Key stat: The Jayhawks’ 54-yard scoring drive was their longest since the third quarter of a loss to TCU.
Key play: Waters hit Curry Sexton for a 37-yard touchdown pass that gave the Wildcats a 45-13 lead.
Key stat: Jarvis Leverett, a third-string running back, ran for 7 yards in two carries. His presence signaled a K-State rout.
Key play: K-State’s Jack Cantele kicked a 39-yard field goal.
Key stat: Wildcats backup quarterback Joe Hubener ran for 29 yards.
Player of the game: Tyler Lockett. He broke one K-State record and tied another with another big day.
Reason to hope for K-State: The Wildcats regained their offensive balance, throwing for 311 yards and rushing for 194 yards. Similar numbers will be needed against Baylor.
Reason to hope for KU: The Jayhawks will spend the entire offseason thinking things will be better because of a new coach, whether that’s Clint Bowen or somebody else. It’s better than thinking about probable beatdowns in the Big 12. Also, unless Iowa State beats TCU next week, Kansas won’t finish last in the Big 12 for the first time since 2008. The Cyclones would be winless.
Reason to mope for K-State: K-State always struggles in Waco, Texas.

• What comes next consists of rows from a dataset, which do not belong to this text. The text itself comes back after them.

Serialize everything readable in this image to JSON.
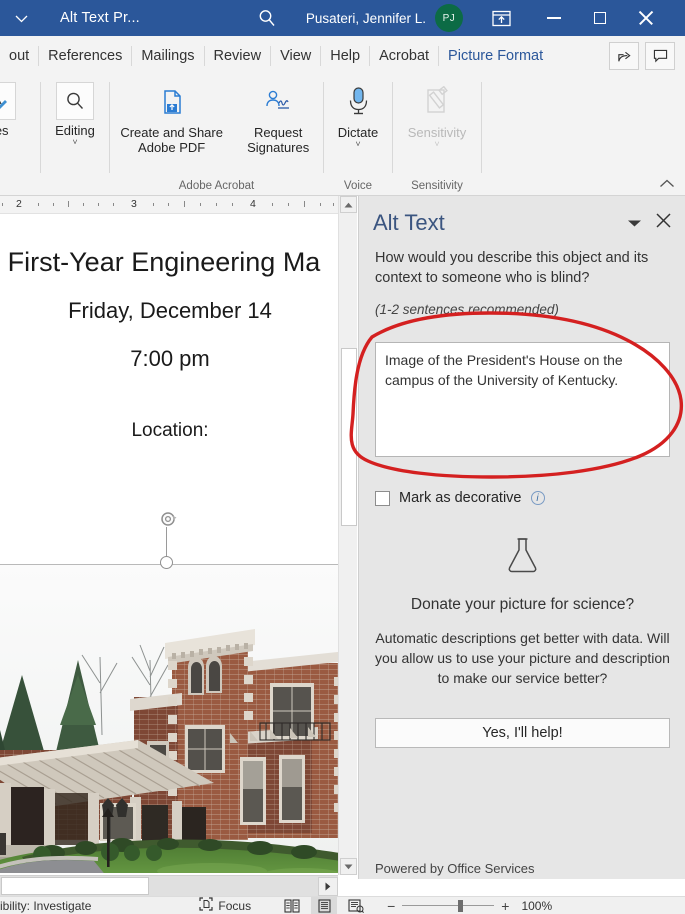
{
  "titlebar": {
    "autosave_caret": "chevron-down",
    "document_title": "Alt Text Pr...",
    "search_icon": "search-icon",
    "user_name": "Pusateri, Jennifer L.",
    "avatar_initials": "PJ",
    "avatar_color": "#0c6b45",
    "ribbon_display_icon": "ribbon-display-options-icon",
    "minimize_label": "Minimize",
    "maximize_label": "Restore Down",
    "close_label": "Close",
    "background": "#2b579a"
  },
  "tabs": [
    {
      "label": "out",
      "active": false
    },
    {
      "label": "References",
      "active": false
    },
    {
      "label": "Mailings",
      "active": false
    },
    {
      "label": "Review",
      "active": false
    },
    {
      "label": "View",
      "active": false
    },
    {
      "label": "Help",
      "active": false
    },
    {
      "label": "Acrobat",
      "active": false
    },
    {
      "label": "Picture Format",
      "active": true
    }
  ],
  "tab_actions": {
    "share_label": "Share",
    "comments_label": "Comments"
  },
  "ribbon": {
    "collapse_icon": "chevron-up-icon",
    "groups": [
      {
        "name": "styles",
        "label": "",
        "buttons": [
          {
            "icon": "styles-icon",
            "label": "yles",
            "caret": "ⱽ",
            "disabled": false
          }
        ]
      },
      {
        "name": "editing",
        "label": "",
        "buttons": [
          {
            "icon": "search-icon",
            "label": "Editing",
            "caret": "ⱽ",
            "disabled": false
          }
        ]
      },
      {
        "name": "adobe-acrobat",
        "label": "Adobe Acrobat",
        "buttons": [
          {
            "icon": "create-share-pdf-icon",
            "label": "Create and Share\nAdobe PDF",
            "caret": "",
            "disabled": false
          },
          {
            "icon": "request-signatures-icon",
            "label": "Request\nSignatures",
            "caret": "",
            "disabled": false
          }
        ]
      },
      {
        "name": "voice",
        "label": "Voice",
        "buttons": [
          {
            "icon": "microphone-icon",
            "label": "Dictate",
            "caret": "ⱽ",
            "disabled": false
          }
        ]
      },
      {
        "name": "sensitivity",
        "label": "Sensitivity",
        "buttons": [
          {
            "icon": "sensitivity-label-icon",
            "label": "Sensitivity",
            "caret": "ⱽ",
            "disabled": true
          }
        ]
      }
    ]
  },
  "ruler": {
    "marks": [
      "2",
      "3",
      "4"
    ]
  },
  "document": {
    "lines": [
      "First-Year Engineering Ma",
      "Friday, December 14",
      "7:00 pm",
      "Location:"
    ],
    "image_alt": "Image of the President's House on the campus of the University of Kentucky.",
    "image_selected": true,
    "rotate_handle": "rotate-handle-icon"
  },
  "pane": {
    "title": "Alt Text",
    "caret_icon": "chevron-down-icon",
    "close_icon": "close-icon",
    "prompt": "How would you describe this object and its context to someone who is blind?",
    "hint": "(1-2 sentences recommended)",
    "alt_text_value": "Image of the President's House on the campus of the University of Kentucky.",
    "alt_text_placeholder": "",
    "decorative_label": "Mark as decorative",
    "decorative_checked": false,
    "info_icon": "info-icon",
    "flask_icon": "flask-icon",
    "donate_title": "Donate your picture for science?",
    "donate_body": "Automatic descriptions get better with data. Will you allow us to use your picture and description to make our service better?",
    "help_button": "Yes, I'll help!",
    "footer": "Powered by Office Services"
  },
  "statusbar": {
    "accessibility_text": "ibility: Investigate",
    "focus_label": "Focus",
    "focus_icon": "focus-icon",
    "view_read_icon": "read-mode-icon",
    "view_print_icon": "print-layout-icon",
    "view_web_icon": "web-layout-icon",
    "zoom_out_label": "−",
    "zoom_in_label": "+",
    "zoom_percent": "100%"
  },
  "annotation": {
    "color": "#d42020",
    "shape": "hand-drawn-ellipse",
    "target": "alt-text-box"
  }
}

It hasn’t beaten Baylor on the road since 2002.
Reason to mope for KU: The 3-9 final record is the same as last year, and it’s not been better for the Jayhawks since KU went 5-7 in 2009. And the Jayhawks will have another coach. If it’s not Bowen, the program will have a fifth coach in seven years.
Looking ahead for K-State: At least a share of the Big 12 championship will be on the line Saturday when the Wildcats face Baylor on the road. The Bears will be favored, but they didn’t look great against Texas Tech on Saturday.
Looking ahead for KU: There will be a news conference soon to introduce next year’s coach, then weeks of staff hiring news, followed by stories about how the staff is playing catch-up in recruiting. You know, the same story as 2010 when Kansas hired Turner Gill and 2012 when it hired Charlie Weis.
K-State report card
K-State’s rushing attack produced 194 yards and two touchdowns. That’s a big improvement from 1 yard against West Virginia. On top of 311 passing yards, it was a strong day all around.
Kansas managed 197 yards of offense, and the Wildcats intercepted two passes.
The Wildcats converted all of their field-goal tries and had big plays in the return game.
No one motivates his team to play Kansas better than Bill Snyder.
KU report card
Two touchdown passes by Michael Cummings were well-thrown, but his two interceptions were sloppy misfires that cost KU 10 points. Not much going on in the running game, and that’s been the case all season. Cummings was sacked four times.
No huge breakdowns, but Kansas couldn’t come up with enough stops to keep the game interesting. If the key matchup was the Jayhawks’ secondary against K-State’s receiving tandem of Tyler Lockett and Curry Sexton, the Wildcats won. Each caught nine passes and scored a touchdown.
The biggest issues occurred within moments. K-State blocked an extra point by Kansas kicker Matthew Wyman after the first touchdown, and the Wildcats’ Morgan Burns returned the ensuing kickoff 53 yards. The first good thing that had happened for Kansas was followed by two special-teams mistakes.
History tells us any coach going against Bill Snyder for the first time is going to get smacked, and so it was for Clint Bowen. If Kansas delivered its best effort of the season in the Iowa State and TCU games and its worst against Oklahoma, this one fell in between, closer to the Oklahoma effort.